Report each line of the records where "glyph" occurs.

==== SOURCE DATA ====

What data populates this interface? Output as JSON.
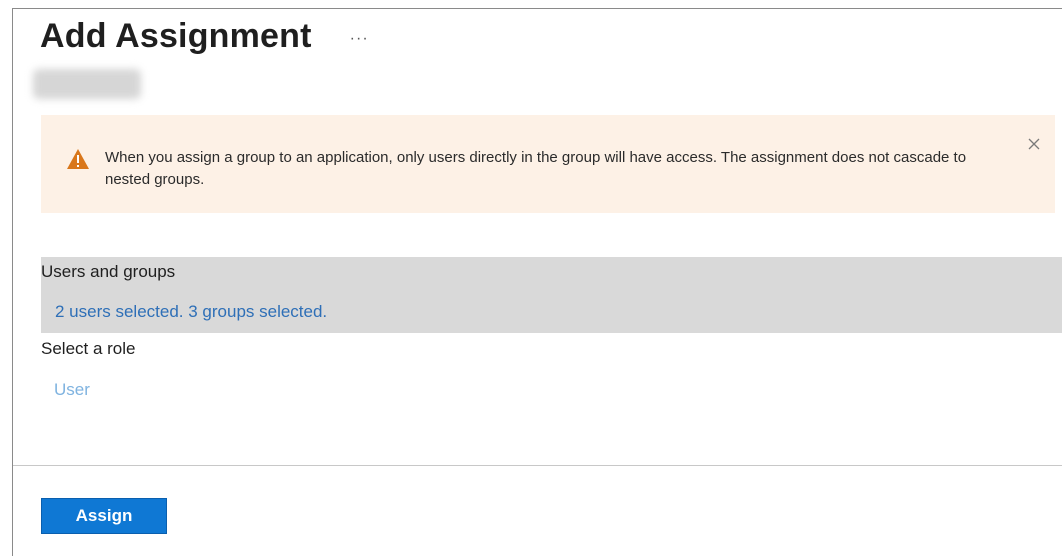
{
  "header": {
    "title": "Add Assignment",
    "more_label": "···"
  },
  "warning": {
    "icon": "warning-triangle-icon",
    "message": "When you assign a group to an application, only users directly in the group will have access. The assignment does not cascade to nested groups.",
    "close_icon": "close-icon",
    "background_color": "#fdf1e6",
    "icon_color": "#d9771b"
  },
  "users_and_groups": {
    "label": "Users and groups",
    "selection_summary": "2 users selected. 3 groups selected."
  },
  "role": {
    "label": "Select a role",
    "value": "User"
  },
  "footer": {
    "assign_label": "Assign"
  },
  "colors": {
    "primary_button": "#0f78d4",
    "link": "#2e6fb7",
    "selected_section_bg": "#d9d9d9"
  }
}
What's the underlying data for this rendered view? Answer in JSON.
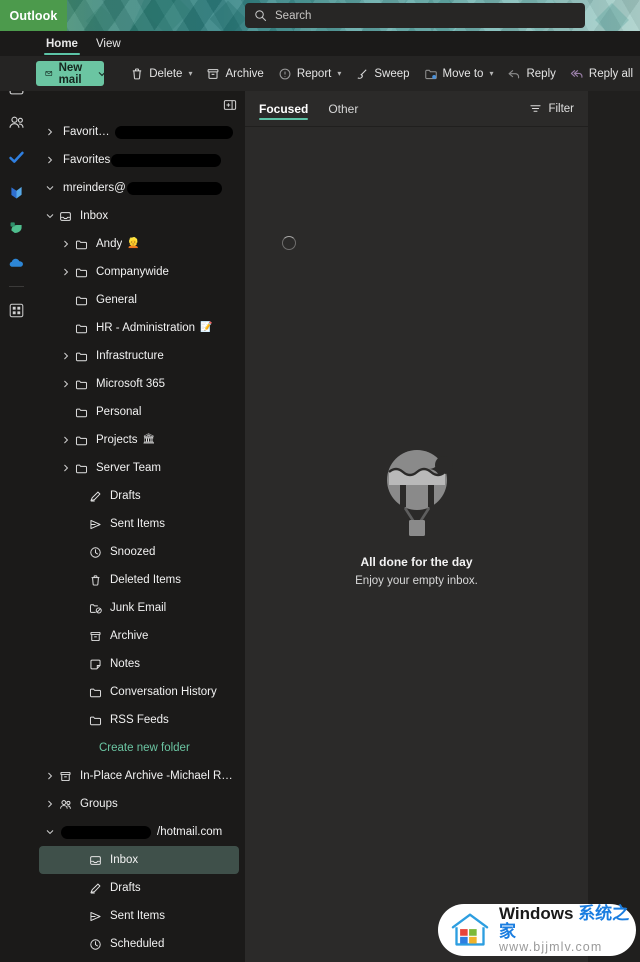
{
  "window": {
    "brand": "Outlook",
    "search_placeholder": "Search"
  },
  "ribbon": {
    "tabs": [
      {
        "label": "Home",
        "active": true
      },
      {
        "label": "View",
        "active": false
      }
    ]
  },
  "commandbar": {
    "new_mail": "New mail",
    "commands": [
      {
        "label": "Delete",
        "icon": "trash-icon",
        "caret": true
      },
      {
        "label": "Archive",
        "icon": "archive-icon",
        "caret": false
      },
      {
        "label": "Report",
        "icon": "report-icon",
        "caret": true
      },
      {
        "label": "Sweep",
        "icon": "sweep-icon",
        "caret": false
      },
      {
        "label": "Move to",
        "icon": "move-to-icon",
        "caret": true
      },
      {
        "label": "Reply",
        "icon": "reply-icon",
        "caret": false
      },
      {
        "label": "Reply all",
        "icon": "reply-all-icon",
        "caret": false
      }
    ]
  },
  "rail": {
    "items": [
      {
        "name": "mail",
        "selected": true
      },
      {
        "name": "calendar",
        "selected": false
      },
      {
        "name": "people",
        "selected": false
      },
      {
        "name": "todo",
        "selected": false
      },
      {
        "name": "viva-engage",
        "selected": false
      },
      {
        "name": "bookings",
        "selected": false
      },
      {
        "name": "onedrive",
        "selected": false
      },
      {
        "name": "apps",
        "selected": false
      }
    ]
  },
  "folderpane": {
    "folders": [
      {
        "label": "Favorites (",
        "icon": "none",
        "chevron": "right",
        "indent": "lvl0",
        "redact": 118
      },
      {
        "label": "Favorites",
        "icon": "none",
        "chevron": "right",
        "indent": "lvl0",
        "redact": 110
      },
      {
        "label": "mreinders@",
        "icon": "none",
        "chevron": "down",
        "indent": "lvl0",
        "redact": 95
      },
      {
        "label": "Inbox",
        "icon": "inbox-icon",
        "chevron": "down",
        "indent": "lvl1"
      },
      {
        "label": "Andy",
        "icon": "folder-icon",
        "chevron": "right",
        "indent": "lvl2",
        "emoji": "👱"
      },
      {
        "label": "Companywide",
        "icon": "folder-icon",
        "chevron": "right",
        "indent": "lvl2"
      },
      {
        "label": "General",
        "icon": "folder-icon",
        "chevron": "none",
        "indent": "lvl2"
      },
      {
        "label": "HR - Administration",
        "icon": "folder-icon",
        "chevron": "none",
        "indent": "lvl2",
        "emoji": "📝"
      },
      {
        "label": "Infrastructure",
        "icon": "folder-icon",
        "chevron": "right",
        "indent": "lvl2"
      },
      {
        "label": "Microsoft 365",
        "icon": "folder-icon",
        "chevron": "right",
        "indent": "lvl2"
      },
      {
        "label": "Personal",
        "icon": "folder-icon",
        "chevron": "none",
        "indent": "lvl2"
      },
      {
        "label": "Projects",
        "icon": "folder-icon",
        "chevron": "right",
        "indent": "lvl2",
        "emoji": "🏛"
      },
      {
        "label": "Server Team",
        "icon": "folder-icon",
        "chevron": "right",
        "indent": "lvl2"
      },
      {
        "label": "Drafts",
        "icon": "drafts-icon",
        "chevron": "none",
        "indent": "lvl2b"
      },
      {
        "label": "Sent Items",
        "icon": "sent-icon",
        "chevron": "none",
        "indent": "lvl2b"
      },
      {
        "label": "Snoozed",
        "icon": "clock-icon",
        "chevron": "none",
        "indent": "lvl2b"
      },
      {
        "label": "Deleted Items",
        "icon": "trash-icon",
        "chevron": "none",
        "indent": "lvl2b"
      },
      {
        "label": "Junk Email",
        "icon": "junk-icon",
        "chevron": "none",
        "indent": "lvl2b"
      },
      {
        "label": "Archive",
        "icon": "archive-icon",
        "chevron": "none",
        "indent": "lvl2b"
      },
      {
        "label": "Notes",
        "icon": "notes-icon",
        "chevron": "none",
        "indent": "lvl2b"
      },
      {
        "label": "Conversation History",
        "icon": "folder-icon",
        "chevron": "none",
        "indent": "lvl2b"
      },
      {
        "label": "RSS Feeds",
        "icon": "folder-icon",
        "chevron": "none",
        "indent": "lvl2b"
      },
      {
        "label": "Create new folder",
        "icon": "none",
        "chevron": "none",
        "indent": "lvl3",
        "link": true
      },
      {
        "label": "In-Place Archive -Michael Rei...",
        "icon": "archive-icon",
        "chevron": "right",
        "indent": "lvl0"
      },
      {
        "label": "Groups",
        "icon": "groups-icon",
        "chevron": "right",
        "indent": "lvl0"
      },
      {
        "label": "/hotmail.com",
        "icon": "none",
        "chevron": "down",
        "indent": "lvl0",
        "redact": 90,
        "redact_before": true
      },
      {
        "label": "Inbox",
        "icon": "inbox-icon",
        "chevron": "none",
        "indent": "lvl2b",
        "selected": true
      },
      {
        "label": "Drafts",
        "icon": "drafts-icon",
        "chevron": "none",
        "indent": "lvl2b"
      },
      {
        "label": "Sent Items",
        "icon": "sent-icon",
        "chevron": "none",
        "indent": "lvl2b"
      },
      {
        "label": "Scheduled",
        "icon": "clock-icon",
        "chevron": "none",
        "indent": "lvl2b"
      }
    ]
  },
  "messagelist": {
    "pivots": [
      {
        "label": "Focused",
        "active": true
      },
      {
        "label": "Other",
        "active": false
      }
    ],
    "filter_label": "Filter",
    "empty_title": "All done for the day",
    "empty_subtitle": "Enjoy your empty inbox."
  },
  "watermark": {
    "line1_en": "Windows ",
    "line1_cn": "系统之家",
    "line2": "www.bjjmlv.com"
  },
  "colors": {
    "accent": "#6bc5a2",
    "banner_green": "#4c9a4c",
    "selected_folder": "#3f504a",
    "app_bg": "#1b1a19",
    "list_bg": "#2b2a29",
    "reading_bg": "#201f1e"
  }
}
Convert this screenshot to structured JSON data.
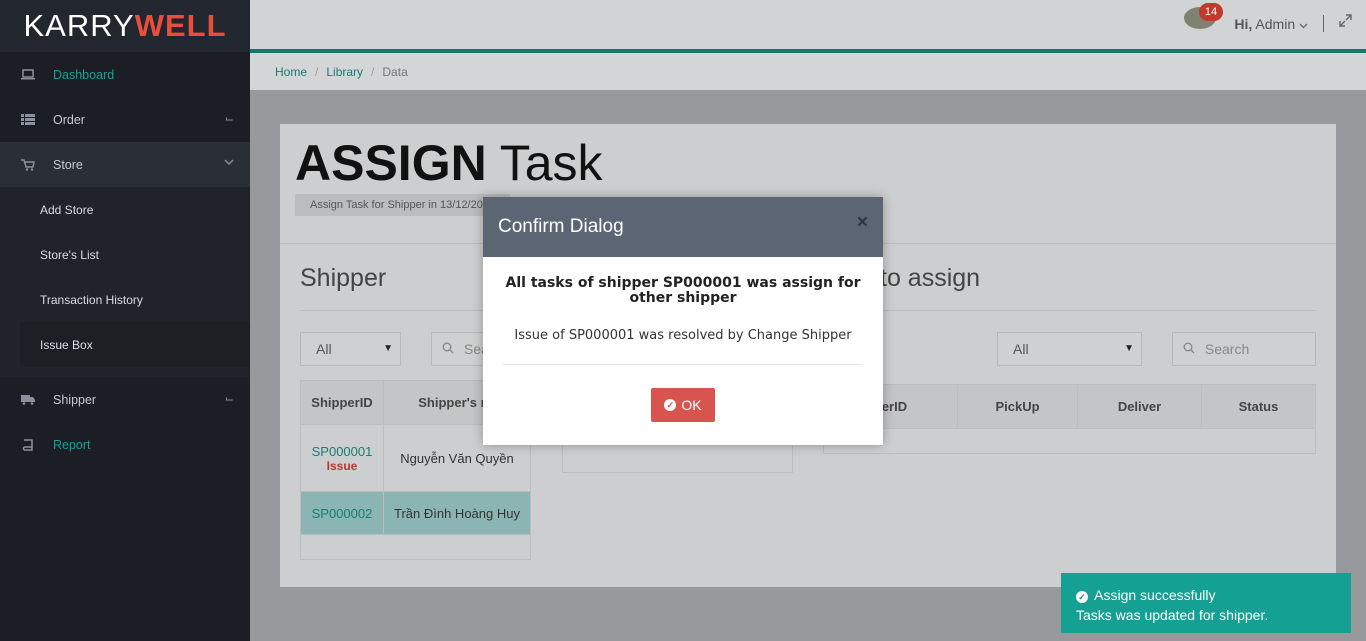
{
  "logo": {
    "part1": "KARRY",
    "part2": "WELL"
  },
  "sidebar": {
    "items": [
      {
        "label": "Dashboard"
      },
      {
        "label": "Order"
      },
      {
        "label": "Store"
      },
      {
        "label": "Shipper"
      },
      {
        "label": "Report"
      }
    ],
    "store_sub": [
      {
        "label": "Add Store"
      },
      {
        "label": "Store's List"
      },
      {
        "label": "Transaction History"
      },
      {
        "label": "Issue Box"
      }
    ]
  },
  "topbar": {
    "notif_count": "14",
    "greeting": "Hi,",
    "user": "Admin"
  },
  "breadcrumb": {
    "home": "Home",
    "library": "Library",
    "current": "Data"
  },
  "page": {
    "title_bold": "ASSIGN",
    "title_rest": "Task",
    "subtitle": "Assign Task for Shipper in 13/12/20"
  },
  "shipper": {
    "section_title": "Shipper",
    "filter": "All",
    "search_placeholder": "Sea",
    "columns": [
      "ShipperID",
      "Shipper's na"
    ],
    "rows": [
      {
        "id": "SP000001",
        "issue": "Issue",
        "name": "Nguyễn Văn Quyền"
      },
      {
        "id": "SP000002",
        "issue": "",
        "name": "Trần Đình Hoàng Huy"
      }
    ]
  },
  "tasks": {
    "section_title": "to assign",
    "filter": "All",
    "search_placeholder": "Search",
    "columns": [
      "derID",
      "PickUp",
      "Deliver",
      "Status"
    ]
  },
  "modal": {
    "title": "Confirm Dialog",
    "close": "×",
    "heading": "All tasks of shipper SP000001 was assign for other shipper",
    "message": "Issue of SP000001 was resolved by Change Shipper",
    "ok_label": "OK"
  },
  "toast": {
    "title": "Assign successfully",
    "message": "Tasks was updated for shipper."
  },
  "colors": {
    "accent": "#17a398",
    "brand_red": "#e94e3c",
    "danger": "#d9534f",
    "toast": "#14a092"
  }
}
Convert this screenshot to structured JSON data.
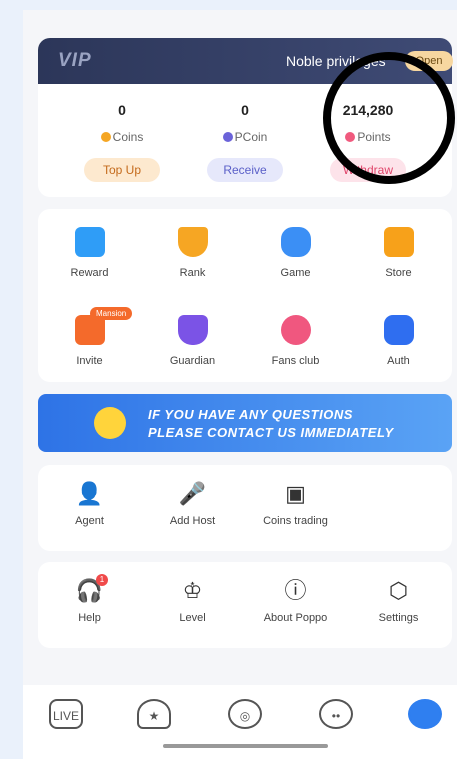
{
  "vip": {
    "logo": "VIP",
    "title": "Noble privileges",
    "open_label": "Open"
  },
  "assets": [
    {
      "value": "0",
      "label": "Coins",
      "button": "Top Up",
      "color": "#f5a623",
      "btn_bg": "#fde9cf",
      "btn_fg": "#c46a1b"
    },
    {
      "value": "0",
      "label": "PCoin",
      "button": "Receive",
      "color": "#6b63d9",
      "btn_bg": "#e6e8fb",
      "btn_fg": "#5a5fc8"
    },
    {
      "value": "214,280",
      "label": "Points",
      "button": "Withdraw",
      "color": "#f05a7e",
      "btn_bg": "#fde3ea",
      "btn_fg": "#e0456b"
    }
  ],
  "grid": [
    {
      "label": "Reward",
      "icon": "reward-icon",
      "color": "#2f9df7"
    },
    {
      "label": "Rank",
      "icon": "trophy-icon",
      "color": "#f6a623"
    },
    {
      "label": "Game",
      "icon": "gamepad-icon",
      "color": "#3b8ff5"
    },
    {
      "label": "Store",
      "icon": "bag-icon",
      "color": "#f7a11a"
    },
    {
      "label": "Invite",
      "icon": "envelope-icon",
      "color": "#f46a2b",
      "badge": "Mansion"
    },
    {
      "label": "Guardian",
      "icon": "shield-icon",
      "color": "#7b53e6"
    },
    {
      "label": "Fans club",
      "icon": "heart-icon",
      "color": "#f0577f"
    },
    {
      "label": "Auth",
      "icon": "verified-icon",
      "color": "#2f6ef0"
    }
  ],
  "banner": {
    "line1": "IF YOU HAVE ANY QUESTIONS",
    "line2": "PLEASE CONTACT US IMMEDIATELY",
    "icon": "headset-icon"
  },
  "tools": [
    {
      "label": "Agent",
      "icon": "agent-icon",
      "glyph": "👤"
    },
    {
      "label": "Add Host",
      "icon": "microphone-icon",
      "glyph": "🎤"
    },
    {
      "label": "Coins trading",
      "icon": "wallet-icon",
      "glyph": "▣"
    }
  ],
  "more": [
    {
      "label": "Help",
      "icon": "help-headset-icon",
      "glyph": "🎧",
      "badge": "1"
    },
    {
      "label": "Level",
      "icon": "crown-icon",
      "glyph": "♔"
    },
    {
      "label": "About Poppo",
      "icon": "info-icon",
      "glyph": "ⓘ"
    },
    {
      "label": "Settings",
      "icon": "settings-icon",
      "glyph": "⬡"
    }
  ],
  "nav": [
    {
      "label": "LIVE",
      "icon": "live-tv-icon"
    },
    {
      "label": "★",
      "icon": "home-star-icon"
    },
    {
      "label": "◎",
      "icon": "compass-icon"
    },
    {
      "label": "••",
      "icon": "chat-icon"
    },
    {
      "label": "",
      "icon": "profile-icon"
    }
  ]
}
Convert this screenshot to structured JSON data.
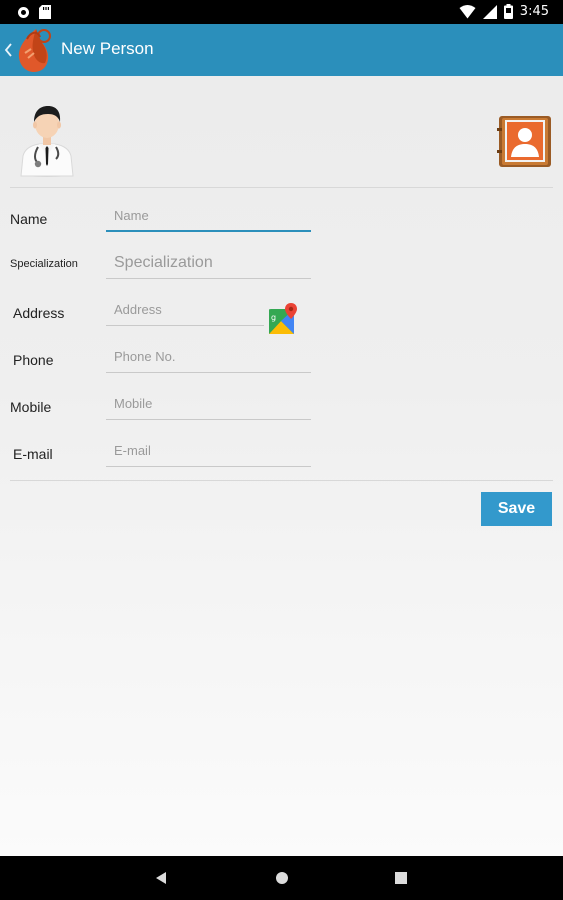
{
  "status_bar": {
    "time": "3:45",
    "icons": [
      "record-icon",
      "sd-card-icon",
      "wifi-icon",
      "signal-icon",
      "battery-icon"
    ]
  },
  "app_bar": {
    "title": "New Person",
    "color": "#2b8fbb",
    "icons": [
      "back-chevron-icon",
      "app-logo-icon"
    ]
  },
  "header": {
    "icons": [
      "doctor-avatar-icon",
      "contacts-book-icon"
    ]
  },
  "form": {
    "fields": [
      {
        "label": "Name",
        "placeholder": "Name",
        "value": ""
      },
      {
        "label": "Specialization",
        "placeholder": "Specialization",
        "value": ""
      },
      {
        "label": "Address",
        "placeholder": "Address",
        "value": ""
      },
      {
        "label": "Phone",
        "placeholder": "Phone No.",
        "value": ""
      },
      {
        "label": "Mobile",
        "placeholder": "Mobile",
        "value": ""
      },
      {
        "label": "E-mail",
        "placeholder": "E-mail",
        "value": ""
      }
    ],
    "address_icon": "google-maps-icon",
    "save_label": "Save",
    "save_color": "#3399cc"
  },
  "nav_bar": {
    "icons": [
      "back-triangle-icon",
      "home-circle-icon",
      "recents-square-icon"
    ]
  }
}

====

EXPECTED ANSWER
      "glyph": "👤"
      "glyph": "🎤"
      "glyph": "▣"
      "glyph": "🎧",
      "glyph": "♔"
      "glyph": "ⓘ"
      "glyph": "⬡"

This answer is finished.